Images in the entries are to be skipped, and everything else is to be written out exactly.

◆ Dataset records:
★ ★ ★ ★ ★

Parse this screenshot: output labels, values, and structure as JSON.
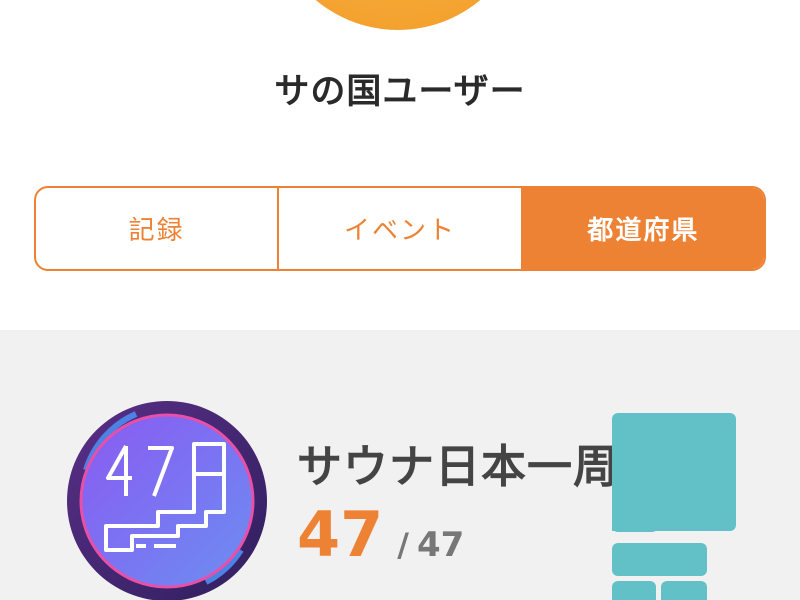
{
  "profile": {
    "username": "サの国ユーザー",
    "avatar_color": "#f6ab35"
  },
  "tabs": [
    {
      "label": "記録",
      "active": false
    },
    {
      "label": "イベント",
      "active": false
    },
    {
      "label": "都道府県",
      "active": true
    }
  ],
  "colors": {
    "accent": "#ee8234",
    "map_tile": "#62c1c6",
    "section_bg": "#f1f1f1"
  },
  "achievement": {
    "badge_number": "47",
    "badge_icon": "japan-map-badge-icon",
    "title": "サウナ日本一周",
    "current": "47",
    "separator": "/",
    "total": "47"
  }
}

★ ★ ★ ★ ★

◆ Reply to the exercise:
Parse this screenshot: output labels, values, and structure as JSON.
{
  "profile": {
    "username": "サの国ユーザー",
    "avatar_color": "#f6ab35"
  },
  "tabs": [
    {
      "label": "記録",
      "active": false
    },
    {
      "label": "イベント",
      "active": false
    },
    {
      "label": "都道府県",
      "active": true
    }
  ],
  "colors": {
    "accent": "#ee8234",
    "map_tile": "#62c1c6",
    "section_bg": "#f1f1f1"
  },
  "achievement": {
    "badge_number": "47",
    "badge_icon": "japan-map-badge-icon",
    "title": "サウナ日本一周",
    "current": "47",
    "separator": "/",
    "total": "47"
  }
}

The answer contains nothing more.